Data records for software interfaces
::::::

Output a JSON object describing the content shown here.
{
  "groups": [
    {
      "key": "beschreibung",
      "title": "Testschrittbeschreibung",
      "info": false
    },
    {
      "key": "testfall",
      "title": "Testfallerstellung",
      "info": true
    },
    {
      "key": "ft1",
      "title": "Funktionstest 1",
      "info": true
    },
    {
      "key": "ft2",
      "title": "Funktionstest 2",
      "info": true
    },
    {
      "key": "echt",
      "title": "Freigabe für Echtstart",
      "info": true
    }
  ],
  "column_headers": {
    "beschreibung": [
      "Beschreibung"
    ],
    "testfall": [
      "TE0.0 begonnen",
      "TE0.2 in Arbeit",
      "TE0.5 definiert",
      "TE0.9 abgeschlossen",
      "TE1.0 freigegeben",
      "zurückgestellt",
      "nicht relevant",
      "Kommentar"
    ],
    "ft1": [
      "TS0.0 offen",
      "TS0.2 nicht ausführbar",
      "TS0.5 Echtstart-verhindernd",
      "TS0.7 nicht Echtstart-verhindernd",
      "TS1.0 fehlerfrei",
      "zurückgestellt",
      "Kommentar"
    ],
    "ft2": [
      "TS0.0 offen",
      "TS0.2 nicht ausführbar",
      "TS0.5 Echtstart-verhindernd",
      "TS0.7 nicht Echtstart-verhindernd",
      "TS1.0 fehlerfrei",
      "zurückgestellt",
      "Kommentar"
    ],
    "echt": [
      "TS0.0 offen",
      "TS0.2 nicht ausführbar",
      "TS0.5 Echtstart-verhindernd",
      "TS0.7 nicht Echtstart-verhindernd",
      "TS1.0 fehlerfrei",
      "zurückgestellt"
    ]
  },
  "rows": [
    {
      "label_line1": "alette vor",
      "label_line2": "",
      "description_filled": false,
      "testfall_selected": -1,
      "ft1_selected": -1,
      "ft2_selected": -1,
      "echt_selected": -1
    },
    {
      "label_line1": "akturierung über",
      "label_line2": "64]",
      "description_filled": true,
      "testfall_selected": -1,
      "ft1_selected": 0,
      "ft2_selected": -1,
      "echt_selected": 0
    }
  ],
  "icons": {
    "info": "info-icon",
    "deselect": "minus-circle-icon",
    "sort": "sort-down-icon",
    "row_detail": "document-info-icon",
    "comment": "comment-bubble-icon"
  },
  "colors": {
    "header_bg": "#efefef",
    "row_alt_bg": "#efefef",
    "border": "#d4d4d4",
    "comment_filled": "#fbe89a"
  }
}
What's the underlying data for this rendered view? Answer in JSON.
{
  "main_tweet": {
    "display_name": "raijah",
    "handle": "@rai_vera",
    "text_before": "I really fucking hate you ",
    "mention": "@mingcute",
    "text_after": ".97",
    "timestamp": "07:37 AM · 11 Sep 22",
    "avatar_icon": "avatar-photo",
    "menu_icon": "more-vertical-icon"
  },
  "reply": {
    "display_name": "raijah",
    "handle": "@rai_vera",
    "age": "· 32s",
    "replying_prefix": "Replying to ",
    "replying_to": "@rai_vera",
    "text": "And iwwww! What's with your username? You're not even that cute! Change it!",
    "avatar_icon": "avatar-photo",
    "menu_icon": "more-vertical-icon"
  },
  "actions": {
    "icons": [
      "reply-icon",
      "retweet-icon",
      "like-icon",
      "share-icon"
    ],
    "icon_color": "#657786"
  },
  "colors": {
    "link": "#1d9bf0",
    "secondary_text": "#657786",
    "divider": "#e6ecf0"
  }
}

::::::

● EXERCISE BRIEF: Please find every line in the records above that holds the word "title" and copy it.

● RESULT OF THIS TASK:
      "title": "Testschrittbeschreibung",
      "title": "Testfallerstellung",
      "title": "Funktionstest 1",
      "title": "Funktionstest 2",
      "title": "Freigabe für Echtstart",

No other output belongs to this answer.